There is growing evidence of harm to children online, but addressing the risks is complex because the risks are often highly sensitive, their causes vary, long-term effects are hard to anticipate and multiple stakeholders are required for the solutions.
Against this backdrop, the UK government appointed Ofcom (aka the Office of Communications) as an internet watchdog, giving it the ability to fine social media companies that do not protect users from harmful content. Ofcom is the government-approved regulatory and competition authority for the broadcasting, telecommunications and postal industries of the United Kingdom.
What will Ofcom have the power to do?
Ofcom will broadly oversee two specific areas covering illegal and harmful content. For the former, it will make sure companies quickly take down illegal content — with a particular focus on terrorism and child abuse imagery — and prevent much of it being posted in the first place.
For the latter, Ofcom will primarily make sure social networks enforce their own terms and conditions. That means if a social network says, for instance, that material promoting self-harm is banned, it will be required to take action to enforce that.
Why is the government censoring the internet?
The government argues that the two areas it covers suffer from a lack of regulation. For illegal content, social networks currently face an all-or-nothing approach to liability, where they are free from all penalties provided they are not seen to be actively supporting the content.
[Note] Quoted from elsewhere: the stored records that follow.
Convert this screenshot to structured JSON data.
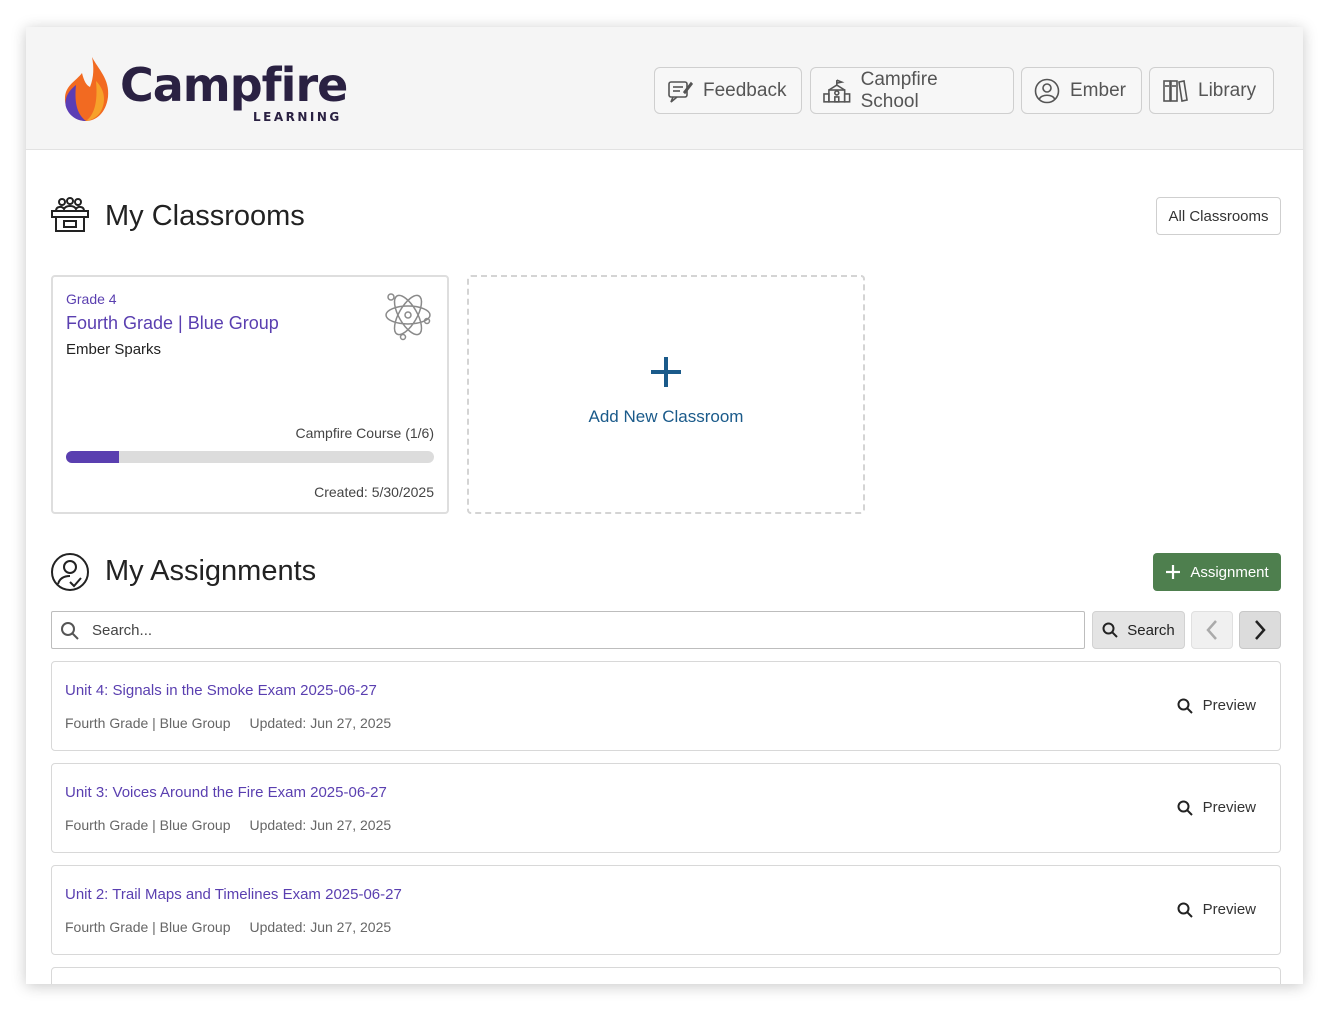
{
  "header": {
    "logo": {
      "word": "Campfire",
      "subtitle": "LEARNING"
    },
    "nav": [
      {
        "label": "Feedback",
        "icon": "feedback-icon"
      },
      {
        "label": "Campfire School",
        "icon": "school-icon"
      },
      {
        "label": "Ember",
        "icon": "user-icon"
      },
      {
        "label": "Library",
        "icon": "library-icon"
      }
    ]
  },
  "classrooms": {
    "title": "My Classrooms",
    "icon": "classroom-icon",
    "all_button": "All Classrooms",
    "cards": [
      {
        "grade": "Grade 4",
        "name": "Fourth Grade | Blue Group",
        "teacher": "Ember Sparks",
        "course": "Campfire Course  (1/6)",
        "progress": 0.145,
        "created": "Created: 5/30/2025",
        "icon": "atom-icon"
      }
    ],
    "add_label": "Add New Classroom"
  },
  "assignments": {
    "title": "My Assignments",
    "icon": "assignment-person-icon",
    "add_button": "Assignment",
    "search_placeholder": "Search...",
    "search_button": "Search",
    "items": [
      {
        "title": "Unit 4: Signals in the Smoke Exam 2025-06-27",
        "group": "Fourth Grade | Blue Group",
        "updated": "Updated: Jun 27, 2025",
        "action": "Preview"
      },
      {
        "title": "Unit 3: Voices Around the Fire Exam 2025-06-27",
        "group": "Fourth Grade | Blue Group",
        "updated": "Updated: Jun 27, 2025",
        "action": "Preview"
      },
      {
        "title": "Unit 2: Trail Maps and Timelines Exam 2025-06-27",
        "group": "Fourth Grade | Blue Group",
        "updated": "Updated: Jun 27, 2025",
        "action": "Preview"
      }
    ]
  },
  "colors": {
    "accent_purple": "#5a3fb0",
    "link_blue": "#1a5a8a",
    "green": "#4e7f4e",
    "flame_orange": "#f26a21",
    "flame_purple": "#5b3db5"
  }
}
The government wants the ability to use penalties to encourage speedy enforcement, and to discourage companies from deliberately turning a blind eye to their own platforms.
For “harmful but not illegal content,” the government says it needs to act to protect children online, and wants to create a legal duty of care on the part of social networks to ensure they face penalties for harms their platforms cause.
It’s worth noting that age-restricted spaces cover a lot of territory. It obviously covers social media sites, dating sites, streaming services, gambling and other sites where the purpose is to create an online community. But, it also necessarily includes websites that sell age-restricted products, such as adult products, alcohol, tobacco, chemical products, fireworks and even financial services.
Not surprisingly, the methods that these sites use to perform age verification are at the heart of this matter. We wanted to better understand the methods, as well as the rationale, for using different age verification technologies for organisations that play in these age-restricted spaces — so we commissioned some research.
The research, conducted by Vitreous World, questioned 200 UK-based tech decision-makers within organisations that sell or offer age-restricted products or services. From their findings, we created this report, Protecting Minors Online: Methods and mindsets of businesses operating in age-restricted industries, which reveals the perspectives of UK businesses and what steps are being taken to prevent underage access.
The report finds that:
- An overwhelming majority (95%) believe it is important that minors do not access their company’s age-restricted product or service.
- But many (56%) are failing at the first hurdle by relying on inherently weak, more anonymous forms of age-verification processes
- Over a quarter (26%) depend on a self-assessment form, 20% use document verification and a further 10% employ the use of a credit check report
- Those selling products, such as alcohol or fireworks, are less likely (50%) to depend on weak age-verification methods than those offering a service, like pornography (71%), where the perceived harm is somewhat less tangible
But, it’s also clear from the research, and some of the subsequent interviews we conducted with key players in some of these spaces, that taking a one-size-fits-all approach makes little sense.
While it’s completely appropriate to hold any organisation that profits from selling age-restricted products and services accountable for the potential harms caused by their platform, not all organisations that operate in age restricted spaces have the same risk profile.
Many of the companies surveyed that sell potentially harmful products are already using more robust (less anonymous) forms of age verification, but others value more anonymous (less robust) methods. For example, it’s not surprising that the porn industry doesn’t adopt more robust forms of identity verification — doing so would crush their conversion rates as many visitors will simply not subject themselves to sharing a picture of their ID or selfie. It’s just not in their own self interest and their need for anonymity trumps their need to access those sites.
Dating sites have a similar need for anonymity. But, they would argue that there are more sensible alternatives to verifying the ages all new users. Instead, some dating sites are exploring adding a verification seal or badge which lets people know that a user is authentic and has been verified using more robust forms of age and identity verification. This way, users can make their own decision about whether they want to date anyone who doesn’t have that badge of authenticity.
Consequently, Ofcom needs to take a risk-based approach to age verification, depending on the industry and the likely harm of onboarding a bad actor — the greater the likelihood of social harm, the greater the need for more robust forms of non-anonymous methods of age verification.